As I see it, writes Madaleine Lewis
Ring Etiquette as I see it, writes Madaleine Lewis I have often heard it said that 'people who show dogs are frustrated actors/actresses' . Well, we all know that is not strictly true, but a degree of showmanship can be useful. I don't mean flaunting yourself, but being able to subtlety project your dog so the judge sees it to advantage in the short time you have to make an impression, This means firstly, I think, having a dog that's trained for the ring - ie can stand quietly for the judge to go over, check teeth etc, and then to move in whatever formation the judge requests. I would make an exception in the puppy classes as I think it's preferable to see a happy, outgoing puppy enjoying its day and bouncing around a bit than one that is so strictly schooled it looks like a robot. To achieve this it will really help if you start with a few visit to a training class while your dog is still very young - the socialisation and meeting of other breeds will be invaluable when you eventually get to a show, it should help avoid your puppy being too overwhelmed. The new rule of permitting puppies of 4 to 6 months to attend breed club shows is also extremely helpful. Assuming we have done all this - what next? I think a clean well groomed dog is essential - that means teeth and nails as well. I think it is insulting to the judge to take a dirty, knotty dog. This is a very highly competitive breed which these days is presented to an extremely high standard - preparation if the key word. Assuming the coat has been sort- ed, your dog needs to be in good body condition - not thin, not fat. Our Standard states 'sturdy' so we need good muscle tone as well - there's only one way to achieve this, dare I say it 'treading the boards'. You never know you may enjoy it - and your dog certainly will. 'If you fail to prepare': you have to prepare to fail' The majority of grooming is best done at home. We are not a trimmed breed but we do tidy feet, and a much better effect is achieved if this is done immediately after the dog has been bathed and dried. I do not like to see dogs arrive at a show and then be subjected to hours of grooming. If you watch most of the 'seasoned campaigners' you will notice that they just tidy their dog on arrival and then just before their class - that way the dog gets some rest. Where possible, it is good to watch some judging and familiarise yourself with what the judge require - ie don't do an up-and-down if the judge has requested you to go round and join on the end; it's surprising how many people do.

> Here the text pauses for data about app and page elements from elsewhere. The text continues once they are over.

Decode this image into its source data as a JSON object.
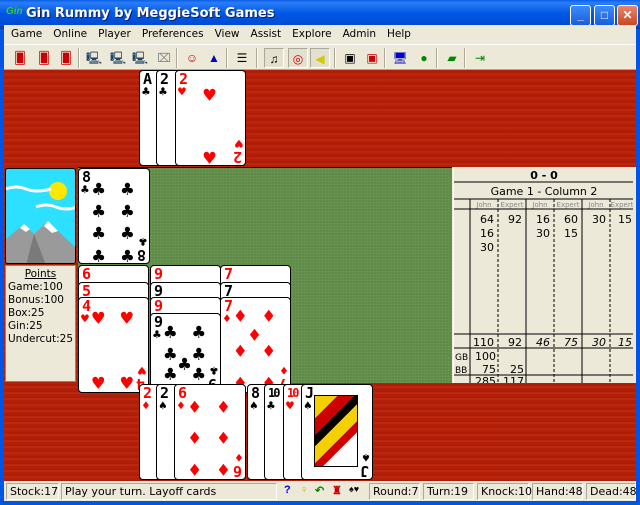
{
  "window": {
    "title": "Gin Rummy by MeggieSoft Games",
    "app_icon": "gin-icon",
    "app_icon_text": "Gin",
    "minimize": "_",
    "maximize": "□",
    "close": "✕"
  },
  "menu": [
    "Game",
    "Online",
    "Player",
    "Preferences",
    "View",
    "Assist",
    "Explore",
    "Admin",
    "Help"
  ],
  "toolbar": {
    "buttons": [
      {
        "name": "new-game-icon",
        "glyph": "🂠"
      },
      {
        "name": "deal-icon",
        "glyph": "🂠"
      },
      {
        "name": "undo-card-icon",
        "glyph": "🂠"
      },
      {
        "name": "connect-icon",
        "glyph": "🖳"
      },
      {
        "name": "network-play-icon",
        "glyph": "🖳"
      },
      {
        "name": "network-query-icon",
        "glyph": "🖳"
      },
      {
        "name": "disconnect-icon",
        "glyph": "⌧"
      },
      {
        "name": "switch-player-icon",
        "glyph": "☺"
      },
      {
        "name": "wizard-icon",
        "glyph": "▲"
      },
      {
        "name": "scoresheet-icon",
        "glyph": "☰"
      },
      {
        "name": "music-icon",
        "glyph": "♫"
      },
      {
        "name": "speech-icon",
        "glyph": "◎"
      },
      {
        "name": "sound-icon",
        "glyph": "◀"
      },
      {
        "name": "chat-icon",
        "glyph": "▣"
      },
      {
        "name": "chat-off-icon",
        "glyph": "▣"
      },
      {
        "name": "internet-icon",
        "glyph": "🖥"
      },
      {
        "name": "globe-icon",
        "glyph": "●"
      },
      {
        "name": "help-book-icon",
        "glyph": "▰"
      },
      {
        "name": "exit-icon",
        "glyph": "⇥"
      }
    ]
  },
  "opponent_hand": [
    {
      "rank": "A",
      "suit": "♣",
      "color": "black"
    },
    {
      "rank": "2",
      "suit": "♣",
      "color": "black"
    },
    {
      "rank": "2",
      "suit": "♥",
      "color": "red"
    }
  ],
  "discard_top": {
    "rank": "8",
    "suit": "♣",
    "color": "black"
  },
  "melds": [
    [
      {
        "rank": "6",
        "suit": "♥"
      },
      {
        "rank": "5",
        "suit": "♥"
      },
      {
        "rank": "4",
        "suit": "♥"
      }
    ],
    [
      {
        "rank": "9",
        "suit": "♥"
      },
      {
        "rank": "9",
        "suit": "♠"
      },
      {
        "rank": "9",
        "suit": "♦"
      },
      {
        "rank": "9",
        "suit": "♣"
      }
    ],
    [
      {
        "rank": "7",
        "suit": "♥"
      },
      {
        "rank": "7",
        "suit": "♠"
      },
      {
        "rank": "7",
        "suit": "♦"
      }
    ]
  ],
  "player_hand": [
    {
      "rank": "2",
      "suit": "♦",
      "color": "red"
    },
    {
      "rank": "2",
      "suit": "♠",
      "color": "black"
    },
    {
      "rank": "6",
      "suit": "♦",
      "color": "red"
    },
    {
      "rank": "8",
      "suit": "♠",
      "color": "black"
    },
    {
      "rank": "10",
      "suit": "♣",
      "color": "black"
    },
    {
      "rank": "10",
      "suit": "♥",
      "color": "red"
    },
    {
      "rank": "J",
      "suit": "♠",
      "color": "black"
    }
  ],
  "points": {
    "heading": "Points",
    "lines": [
      "Game:100",
      "Bonus:100",
      "Box:25",
      "Gin:25",
      "Undercut:25"
    ]
  },
  "scoresheet": {
    "match": "0 - 0",
    "subtitle": "Game 1 -  Column 2",
    "players": [
      "John",
      "Expert",
      "John",
      "Expert",
      "John",
      "Expert"
    ],
    "rows": [
      [
        "64",
        "92",
        "16",
        "60",
        "30",
        "15"
      ],
      [
        "16",
        "",
        "30",
        "15",
        "",
        ""
      ],
      [
        "30",
        "",
        "",
        "",
        "",
        ""
      ]
    ],
    "totals": [
      "110",
      "92",
      "46",
      "75",
      "30",
      "15"
    ],
    "gb_label": "GB",
    "gb": [
      "100",
      ""
    ],
    "bb_label": "BB",
    "bb": [
      "75",
      "25"
    ],
    "grand": [
      "285",
      "117"
    ]
  },
  "status": {
    "stock": "Stock:17",
    "message": "Play your turn.  Layoff cards",
    "icons": [
      {
        "name": "help-icon",
        "glyph": "?",
        "color": "#0000cc"
      },
      {
        "name": "hint-bulb-icon",
        "glyph": "♀",
        "color": "#c8b400"
      },
      {
        "name": "undo-icon",
        "glyph": "↶",
        "color": "#008000"
      },
      {
        "name": "castle-icon",
        "glyph": "♜",
        "color": "#cc0000"
      },
      {
        "name": "suits-icon",
        "glyph": "♠♥",
        "color": "#000"
      }
    ],
    "round": "Round:7",
    "turn": "Turn:19",
    "knock": "Knock:10",
    "hand": "Hand:48",
    "dead": "Dead:48"
  },
  "colors": {
    "felt_red": "#b8210a",
    "felt_green": "#5f8a48",
    "card_red": "#ff0000",
    "deck_sky": "#2ee0ff"
  }
}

Check if you need to collect your number from the benches, or know if collecting it in the ring.
I think treats for the dog in the ring are fine, but don't pop one in its mouth as the judge is about to go over'it - mine always get one after they have done their bit.
I think it's worthwhile giving some thought to what you are wearing - try and choose a colour that complements that of your dogs - ie not black with a black dog, as the judge will not be able to assess its outline very easily; if you wear a long billowy skirt on a windy day the judge will not see your dog move at all!
Shoes should be comfortable and quiet - certain heels can be extremely noisy and very off-putting for the exhibit in front. I think consideration for other exhibitors is important - try not to get too close to the one in front or make noises of encouragement which attract every other dog in the class; always, but always, congratulate the winners.
I think people probably show dogs for different reasons. For me, I love the competitive element, although this differs from every other 'sport' I've been involved with, in that who wins or loses rests on just one person's opinion - therefore it shouldn't be taken too seriously; the added bonus being that you are having a day out with your dogs and like-minded people.
If we can look back and smile, and look forward and dream, it helps. .-- --
photo Ian Ogden
Madaleine is pictured (centre) celebrating the crowning of three champions during 2005 - her own Now And Forever Deelayne (centre), sire of Vaderlands Fannin The Flame over Deelayne (right), now owned by the McCarthys, and Vaderlands Glory Alle-Luya (left) bred and owned by Gill Holland